He decides to pay a visit to his former sister-in-law Ingrid, a German immigrant living with a widow named Sophie and her young son Charlie. The sheriff suspects Ingrid of being involved with the murder. But the interrogation turns into a complex game of mental chess, with dangerously high stakes.
Directed by Charlene Bagcal from a script written by lead actors Ellie Araiza and Jul Kohler, this slow burn of a short Western drama is essentially an interrogation scene. But with richly layered dialogue and finely drawn characters, it becomes a portrait of staying true to what you believe in when faced with danger, especially to protect what you love.
One of the standards of the Western genre is an emphasis on landscape and environment, and this short establishes its genre bona-fides with an impressive set of visuals. Gorgeous cinematography emphasizes the desolate, bare landscape around the two women’s home, and elegant, dynamic camera movements are both captivating and anxious. Beyond being beautifully crafted, the look and feel also emphasize just how remote, isolated and vulnerable the two women are.
Within this landscape, the sheriff arrives, bringing with him a certain tension and edginess. The trio of characters settle in for a friendly chat that is anything but, as the sheriff tries to fish information out of them. Ingrid unravels a dark, somber tale, full of intrigue and death. But as the scene progresses, there’s much more to the story, and the household will stop at nothing to protect it.
“Bury Me Not” pays faithful tribute to the preoccupations and mores of the Western genre, with its themes of justice, morality and power. Westerns have played a role in building up the iconography of traditional Americana, and the film gracefully adds its contribution to iconic gunfights and vigilante justice, rendering its story with cinematic yet intimate panache and making for a tense and suspenseful ending.

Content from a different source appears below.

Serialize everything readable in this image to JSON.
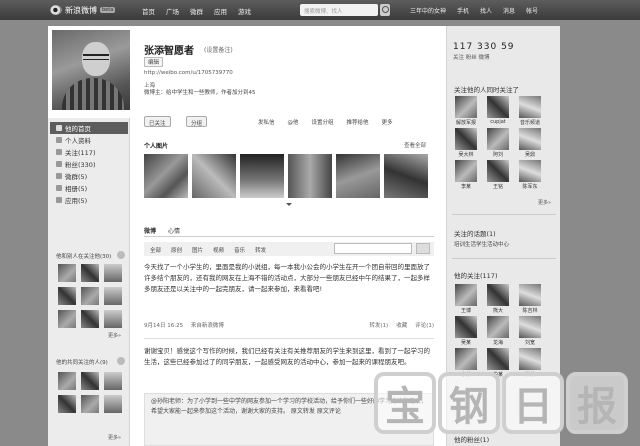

But by emphasizing the story of the women, “Bury Me Not” also reminds us of those who traditional stories often leave out or relegate to supporting roles. It also makes the case that expanding the cast of characters at the center of Western storytelling can invigorate the time-worn genre. Storytellers can still weave compelling narratives of violence, survival and suspense — but with a fresh perspective, renewed vigor and perhaps even more unexpected twists.